What’s more daunting than a career change into a new industry? Not much, except maybe the sneaking suspicion that you have earned a raise – and you’re not sure how to go about getting it! With raises and general financial talk often being a bit taboo, we know finding good, reliable information can be difficult. Is this someone’s opinion, or does it really actually work?
Well, we’re happy to say that we’ve scoured the internet for our four most useful resources for negotiating a raise. Take a look:
Make sure that you have all of the information in front of you before you even start!
Your first move is to get more information. Set up a meeting with H.R., Mr. Shapiro suggested. Treat it as purely informational: Don’t complain about your boss or demand a raise. Just focus on getting someone to explain the compensation system, how employees are valued, and what opportunities for advancement or increased pay are available now or will be in the future.
“You could learn a lot,” he said. Maybe your boss isn’t giving you the whole story. Or perhaps there are more innocent factors: Your company’s entry-level salary may be high for your field.
You might also talk to trusted colleagues to see if others have had the same experience. Next, do some research outside your company, Mr. Shapiro said. Find out what your firm’s competitors would pay a person like you.
Get more from Rob here.
There’s a story being told about you at your company – are you in control of it?

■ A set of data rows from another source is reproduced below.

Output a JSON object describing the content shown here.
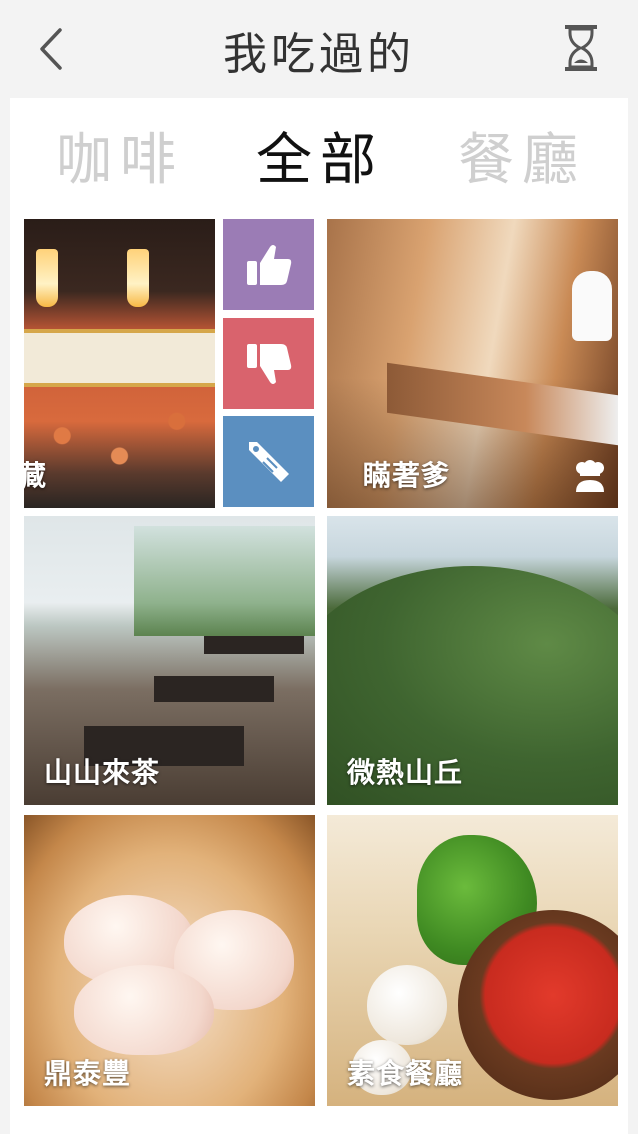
{
  "header": {
    "title": "我吃過的",
    "back_icon": "chevron-left-icon",
    "history_icon": "hourglass-icon"
  },
  "tabs": [
    {
      "label": "咖啡",
      "active": false
    },
    {
      "label": "全部",
      "active": true
    },
    {
      "label": "餐廳",
      "active": false
    }
  ],
  "actions": {
    "like": {
      "icon": "thumbs-up-icon",
      "color": "#9b7cb5"
    },
    "dislike": {
      "icon": "thumbs-down-icon",
      "color": "#d9636d"
    },
    "tag": {
      "icon": "tag-icon",
      "color": "#5b8fc0"
    }
  },
  "tiles": [
    {
      "label": "藏"
    },
    {
      "label": "瞞著爹",
      "badge_icon": "chef-icon"
    },
    {
      "label": "山山來茶"
    },
    {
      "label": "微熱山丘"
    },
    {
      "label": "鼎泰豐"
    },
    {
      "label": "素食餐廳"
    }
  ]
}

You absolutely have to be out in front of your story, or others will write it for you. As obnoxious as it is, perception becomes reality. You have to do your part in crafting the narrative you want others to know and talk about. During the advancement or negotiating process, building up goodwill towards your perceived value is absolutely necessary. You might need several people to all agree on your worth, and you won’t achieve that consensus based on your work performance alone. Build up your case by keeping track of your accomplishments, praise from superiors, and any contributions you’ve made outside your role for the good of the organization. Memorize them and have them on hand as talking points. Share what you can via social media (choose the appropriate channels) to make an impression. You have to be able to succinctly speak to why you deserve a raise, promotion, project, etc. and back it up with evidence. Having a positive narrative out there about how valuable you are is icing on the cake.
Two quick tips that are easier said than done? Tap into your advocates & don’t take it so personally!
Have others sing your praises.
If you can walk into the room with kudos from other people, it shows your boss you’re an essential team member. If you’ve received any grateful emails or nice compliments from colleagues or clients over the past year, now’s the time to dig through your email archive to find them.
Don’t make it personal.
This is not the time to bust out sob stories about your finances. This raise is about being compensated specifically for your work and your role in the company. Similarly, don’t try to exploit whatever personal relationship you may have with your boss. If you two go out for happy hour drinks twice a week or snark on each other’s Facebook, that needs to stay separate from your professional performance evaluation.
The comprehensive guide:
If you want to dig really deep on asking for a raise or promotion and these three aren’t enough to get you started – may we introduce you to Ramit Sethi? For those looking to go really deep – we suggest downloading his ultimate guide right here.
We’re big advocates of loving what you do, but it doesn’t hurt to be paid well while you do it.
If you don’t currently love what you do and you’re looking for a career change – come see what we’ve got to offer!